## SUPPLIED ENTRIES
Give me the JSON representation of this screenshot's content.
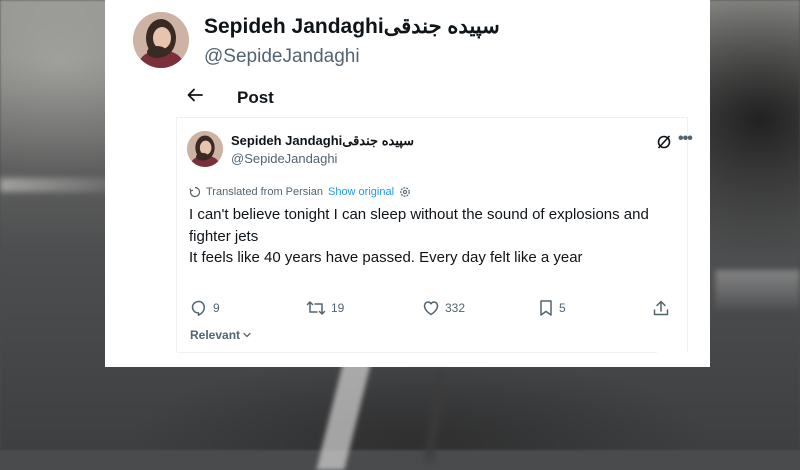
{
  "header_profile": {
    "display_name": "Sepideh Jandaghiسپیده جندقی",
    "handle": "@SepideJandaghi"
  },
  "post_header": {
    "title": "Post"
  },
  "tweet": {
    "author_name": "Sepideh Jandaghiسپیده جندقی",
    "author_handle": "@SepideJandaghi",
    "translated_label": "Translated from Persian",
    "show_original_label": "Show original",
    "text_lines": [
      "I can't believe tonight I can sleep without the sound of explosions and",
      "fighter jets",
      "It feels like 40 years have passed. Every day felt like a year"
    ]
  },
  "actions": {
    "replies": "9",
    "reposts": "19",
    "likes": "332",
    "bookmarks": "5"
  },
  "sort": {
    "label": "Relevant"
  },
  "icons": {
    "back": "back-arrow-icon",
    "grok": "grok-icon",
    "more": "more-icon",
    "translate": "translate-icon",
    "settings": "settings-icon",
    "reply": "reply-icon",
    "repost": "repost-icon",
    "like": "like-icon",
    "bookmark": "bookmark-icon",
    "share": "share-icon",
    "chevron": "chevron-down-icon"
  },
  "colors": {
    "text": "#0f1419",
    "secondary": "#536471",
    "link": "#1d9bf0"
  }
}
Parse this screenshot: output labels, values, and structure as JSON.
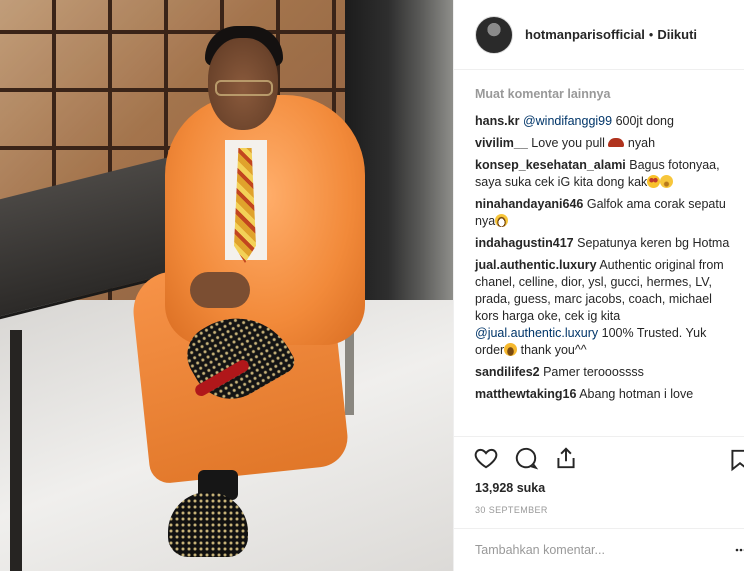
{
  "header": {
    "username": "hotmanparisofficial",
    "separator": "•",
    "follow_status": "Diikuti"
  },
  "comments_section": {
    "load_more": "Muat komentar lainnya",
    "comments": [
      {
        "user": "hans.kr",
        "mention": "@windifanggi99",
        "text": " 600jt dong"
      },
      {
        "user": "vivilim__",
        "text": " Love you pull ",
        "emoji": "shoe-emoji",
        "text_after": " nyah"
      },
      {
        "user": "konsep_kesehatan_alami",
        "text": " Bagus fotonyaa, saya suka cek iG kita dong kak",
        "emoji": "star-struck-emoji",
        "emoji2": "smile-emoji"
      },
      {
        "user": "ninahandayani646",
        "text": " Galfok ama corak sepatu nya",
        "emoji": "grin-emoji"
      },
      {
        "user": "indahagustin417",
        "text": " Sepatunya keren bg Hotma"
      },
      {
        "user": "jual.authentic.luxury",
        "text": " Authentic original from chanel, celline, dior, ysl, gucci, hermes, LV, prada, guess, marc jacobs, coach, michael kors harga oke, cek ig kita ",
        "mention": "@jual.authentic.luxury",
        "text_after": " 100% Trusted. Yuk order",
        "emoji": "laugh-emoji",
        "text_end": " thank you^^"
      },
      {
        "user": "sandilifes2",
        "text": " Pamer terooossss"
      },
      {
        "user": "matthewtaking16",
        "text": " Abang hotman i love"
      }
    ]
  },
  "actions": {
    "like_icon": "heart-icon",
    "comment_icon": "comment-icon",
    "share_icon": "share-icon",
    "save_icon": "bookmark-icon"
  },
  "likes": "13,928 suka",
  "date": "30 SEPTEMBER",
  "add_comment": {
    "placeholder": "Tambahkan komentar...",
    "more_icon": "more-options-icon"
  },
  "colors": {
    "link": "#003569",
    "muted": "#999999",
    "text": "#262626",
    "border": "#efefef"
  }
}
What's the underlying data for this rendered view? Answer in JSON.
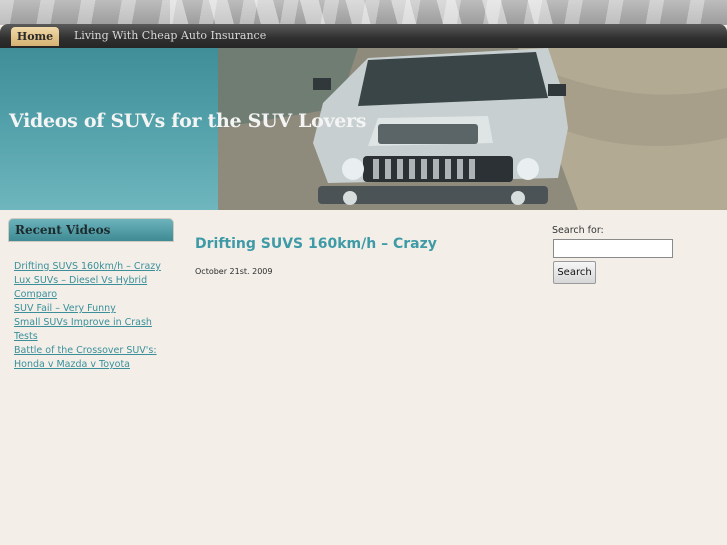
{
  "nav": {
    "home_label": "Home",
    "link_label": "Living With Cheap Auto Insurance"
  },
  "header": {
    "site_title": "Videos of SUVs for the SUV Lovers"
  },
  "sidebar": {
    "widget_title": "Recent Videos",
    "items": [
      {
        "label": "Drifting SUVS 160km/h – Crazy"
      },
      {
        "label": "Lux SUVs – Diesel Vs Hybrid Comparo"
      },
      {
        "label": "SUV Fail – Very Funny"
      },
      {
        "label": "Small SUVs Improve in Crash Tests"
      },
      {
        "label": "Battle of the Crossover SUV's: Honda v Mazda v Toyota"
      }
    ]
  },
  "post": {
    "title": "Drifting SUVS 160km/h – Crazy",
    "date": "October 21st. 2009"
  },
  "search": {
    "label": "Search for:",
    "value": "",
    "button_label": "Search"
  },
  "colors": {
    "accent": "#3d9aa6",
    "background": "#f3efe8",
    "nav_home": "#e4c68e"
  }
}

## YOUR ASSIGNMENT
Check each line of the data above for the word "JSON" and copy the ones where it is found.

## COMPLETED TASK
Give me the JSON representation of this screenshot's content.
Parse this screenshot: output labels, values, and structure as JSON.
What's the underlying data for this rendered view? Answer in JSON.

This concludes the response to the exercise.